  • curtalva
    curtalva Member Posts: 18 Member

    My urologist said that given that 11 of the 12 cores came back positive and within all 11 cores 70-90% of each core sample was positive for cancer that this sheer volume explains the wild high PSA of 81.

    My MRI showed abnormal T2 signal diffusion essentially throughout the entire bilateral peripheral zone of the prostate. Extension: Abuts the capsule throughout the entire peripheral zone. No bladder wall abnormality.

    I'm hoping that the sheer volume within the gland explains my PSA of 81 and that it is still contained within the prostate. The PSMA Pet Scan is scheduled for Jan. 6th.

  • oldspice
    oldspice Member Posts: 50 Member

    Wishing you the best Curt. The early stages of not knowing can really place a lot of negative ions in the brain so best of luck on that. I myself have just begun the process and am a bit ahead of you so I know where you are. One of my cores was a 4+3(65%) also some 3+4 and 3+3s. Mine seems localized to right medial axis but it has left the prostate to a regional lymph node. That darn lymph node!
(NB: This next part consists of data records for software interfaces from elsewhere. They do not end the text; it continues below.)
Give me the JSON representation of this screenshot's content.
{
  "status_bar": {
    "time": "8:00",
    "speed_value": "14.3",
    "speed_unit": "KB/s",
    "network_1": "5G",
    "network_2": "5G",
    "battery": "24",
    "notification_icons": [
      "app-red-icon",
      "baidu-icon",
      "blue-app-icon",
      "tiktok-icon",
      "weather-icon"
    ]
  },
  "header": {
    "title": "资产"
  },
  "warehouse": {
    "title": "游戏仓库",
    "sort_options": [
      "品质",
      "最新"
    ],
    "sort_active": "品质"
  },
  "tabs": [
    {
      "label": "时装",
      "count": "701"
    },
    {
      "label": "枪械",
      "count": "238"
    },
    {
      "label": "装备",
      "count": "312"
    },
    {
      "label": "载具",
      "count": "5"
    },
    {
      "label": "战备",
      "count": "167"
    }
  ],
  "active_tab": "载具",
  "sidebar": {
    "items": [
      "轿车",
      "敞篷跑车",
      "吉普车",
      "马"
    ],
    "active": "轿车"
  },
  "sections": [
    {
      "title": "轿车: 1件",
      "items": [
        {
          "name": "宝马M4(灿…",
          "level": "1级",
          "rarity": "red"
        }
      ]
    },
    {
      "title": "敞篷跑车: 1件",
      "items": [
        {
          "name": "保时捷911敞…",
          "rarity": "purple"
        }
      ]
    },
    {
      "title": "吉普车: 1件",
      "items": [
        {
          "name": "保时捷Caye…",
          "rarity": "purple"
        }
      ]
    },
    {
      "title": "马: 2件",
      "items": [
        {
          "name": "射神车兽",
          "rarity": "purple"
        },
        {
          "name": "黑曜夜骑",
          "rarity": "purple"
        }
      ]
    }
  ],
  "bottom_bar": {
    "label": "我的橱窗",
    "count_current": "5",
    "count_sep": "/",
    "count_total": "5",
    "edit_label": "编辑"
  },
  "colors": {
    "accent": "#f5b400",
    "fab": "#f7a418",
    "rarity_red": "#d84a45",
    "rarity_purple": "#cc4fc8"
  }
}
They said I caught it early but it is still stage 4A because of lymph node. Of course they have me on ADT to stop the spread and then 45 radiation treatments starting in March. Keep us posted and stay strong

    Doug 4+3/4A
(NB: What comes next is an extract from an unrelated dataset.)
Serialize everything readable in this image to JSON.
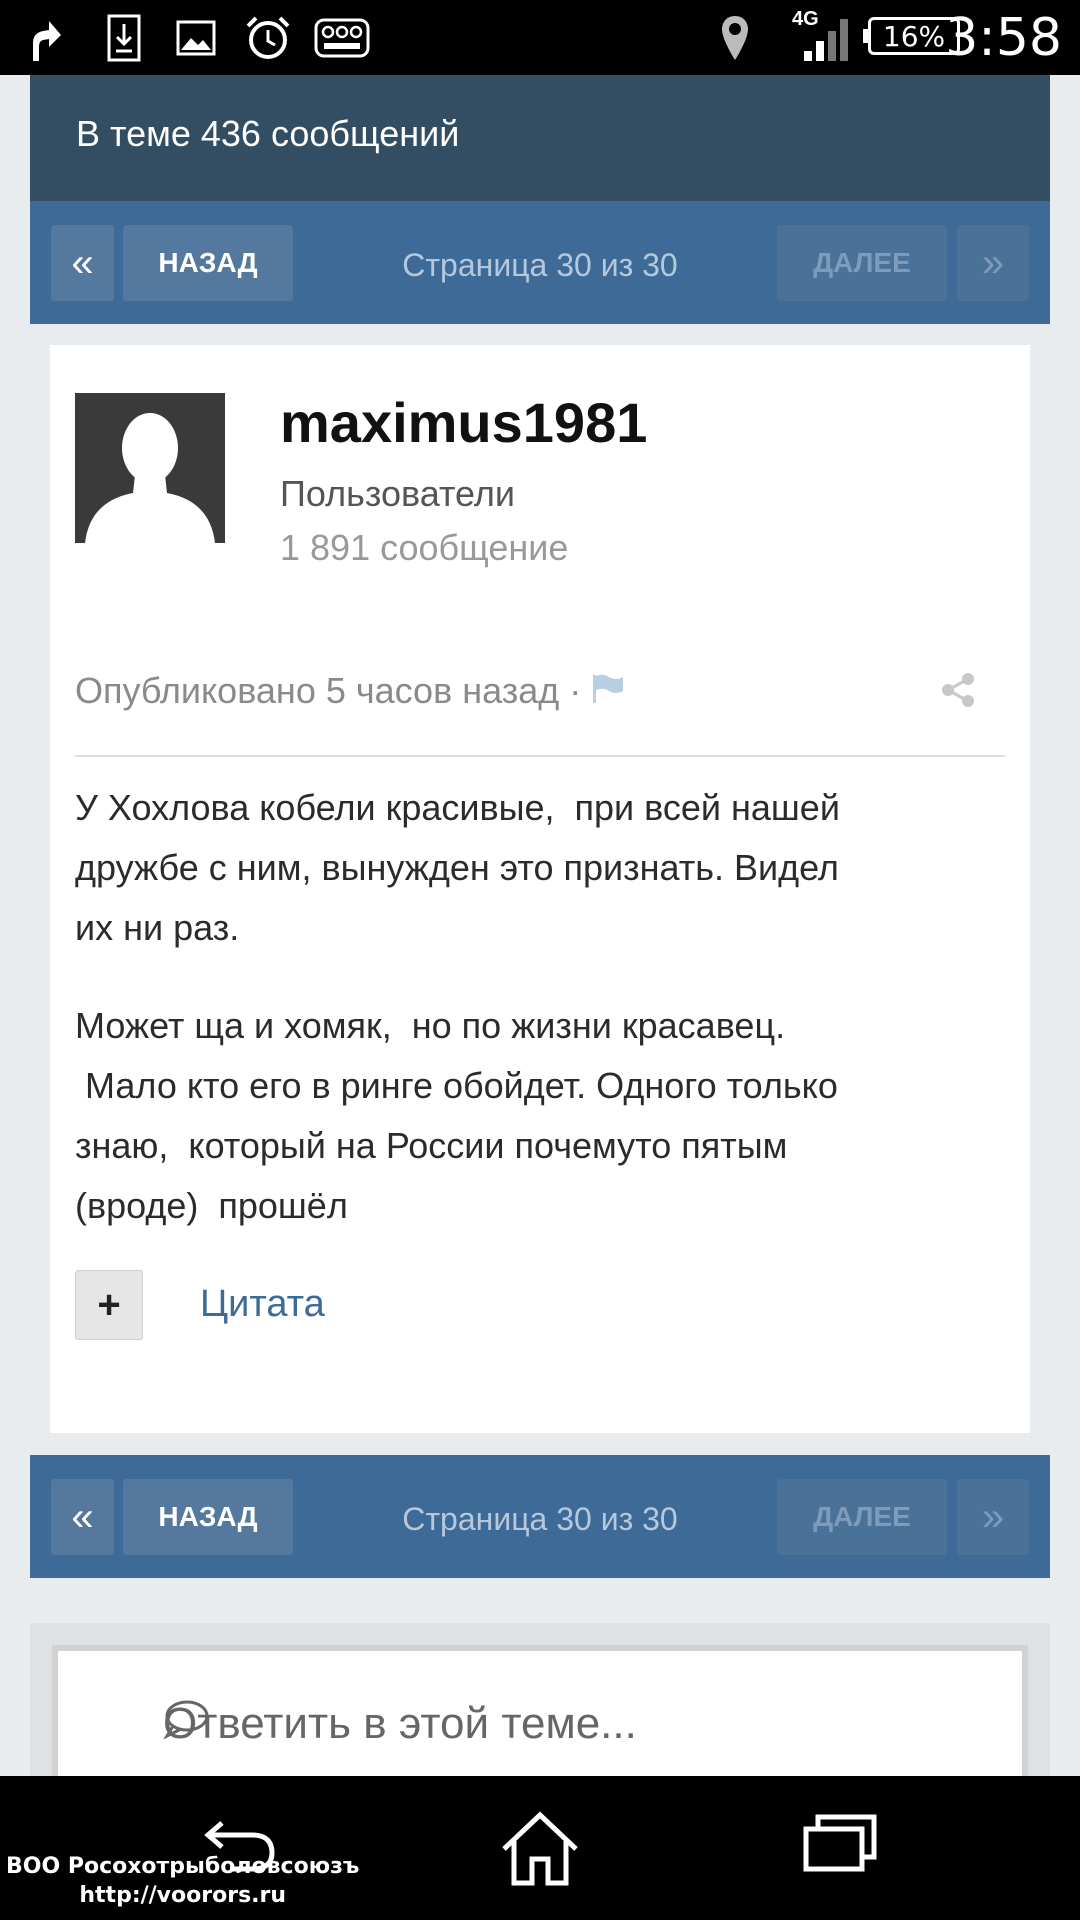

  • Old Salt
    Old Salt Member Posts: 1,258 Member

    You (Curt) are following a logical path to come to a decision with respect to treatment.

    I join the others who have contributed to this thread in wishing you the best and hope that the PSMA test won't reveal metastasis. I will add that a bone scan might be appropriate as well. Although this may be unusual, I have read about a recent case with a negative PSMA scan but a (highly) positive bone scan. This finding may have been due to the fact that some prostate cancer cells express little no PSMA.

  • curtalva
    curtalva Member Posts: 18 Member
    edited December 2023 #21

    Following the prostate biopsy coming back positive in 11 of the 12 cores (70-90% positive) all of which were graded 3+4 my urologist ordered a Prolaris test. The Prolaris genetic test is designed to provide information about the aggressiveness of prostate cancer. This test analyzes the genetic features of tumor cells, offering invaluable information that enables healthcare providers to assess the growth rate and aggressiveness of the cancer. The results aid in delineating whether active surveillance, surgery, radiation therapy, or other interventions are more suitable based on individualized case characteristics.

    I find it fascinating that TRICARE does not typically approve this genetic test (CPT code 81541) and I am now fighting to get the Prolaris test approved through a rare exception clause. I was really looking forward to this test as it will provide me crucial information regarding the aggressiveness of the cancer, the type of cancer that I'm facing and my survivability risk assessment as my specific genetics stacks up against the exact cancer that I have. This will aide my healthcare providers to know which treatment would be best and be critical to me to determining my treatment plan plan as I consider the array and severity of side effects that accompany each treatment option.

    As a 60 year-old retired (U.S. Navy) veteran under Tricare, facing a diagnosis of prostate cancer I believe that understanding the aggressiveness and characteristics of my cancer is pivotal in determining the appropriate course of action and treatment plan. The Prolaris genetic test is a valuable tool that provides essential insights into the aggressiveness of prostate cancer, aiding in the critical decision-making involving treatment strategy.

    Tricares’ denying coverage for a test that plays a crucial role in guiding treatment decisions deprives veterans like myself of the ability to make well-informed choices about their health and well-being. This is a test that is routinely approved by other cancer patients health insurance and routinely approved by Medicare Plan B.

    I can't understand how anyone could deny a cancer patient this coverage especially if they were to consider the gravity of this matter, and imagining oneself in a similar position faced with critical decisions regarding their own cancer treatment in the absence of this test.